#7

Seconding serde. It works like magic.


#8

Another nice aproach is to use dotenv. This limits your configuration simple NAME=value pairs that can come a .env file or from the system environment. While this might seem like a bad limitation, I’ve found that forcing yourself to avoid complex multi-leveled configuration trees is actually often a good thing (but obviously, that depends on the application).


#9

And FWIW, using environment variables for configuration is #3 in 12 factor apps … Oh, the dotenv crate documentation already makes this reference. So yeah, this is good advice.


#10

My question regarding envvars is whether or not there are any mechanisms for making sure that ensuring that values don’t get changed surreptitiously.

It helps that typically only the owner of the process and root can view or change them. But it seems like a bad idea to put configuration information somewhere it could be changed without any coordination or verification by the processes using that information. Any input on this concern?


#11

AFAIK, the environment is supposed to be treated as static key-value pairs. That doesn’t mean it will be true in every case. But when you take a platform like Python, for example, you have read-only access to the environment with COW semantics. This ensures, among other things, that the environment is left untouched when the process forks.

Without getting into any detail, sure it is possible that the environment may change from underneath you, but the same could be said of internal application state being changed by ptrace.


#12

A great question! An approach which uses no external crates would be to do the following:
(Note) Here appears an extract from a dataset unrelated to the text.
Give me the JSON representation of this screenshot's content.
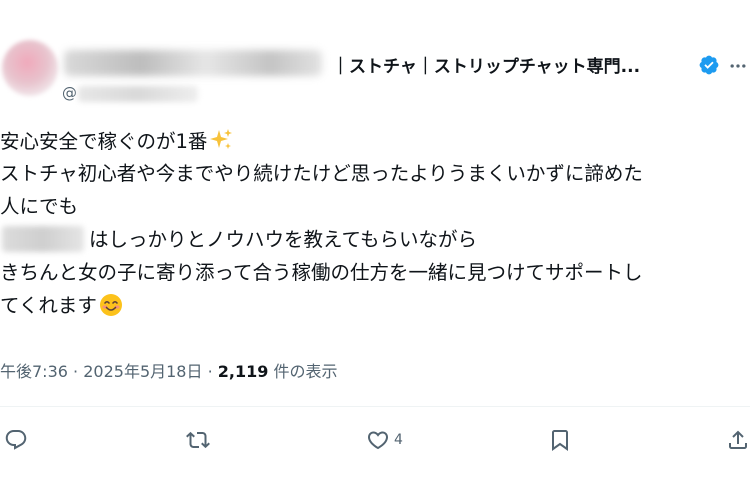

  • define a struct with the fields that you need.
  • define a new constructor for it. The routine should grab the needed values out of the environment and bind them to the new struct instance. Constructor could return a result or panic if needed.
  • wrap the new instance in an Arc (immutable), and pass that around your program.
  • encapsulation is your friend here. Passing the Arc around is cheap, easy, and avoids having to use globals. This can help you a lot when it comes to unit testing.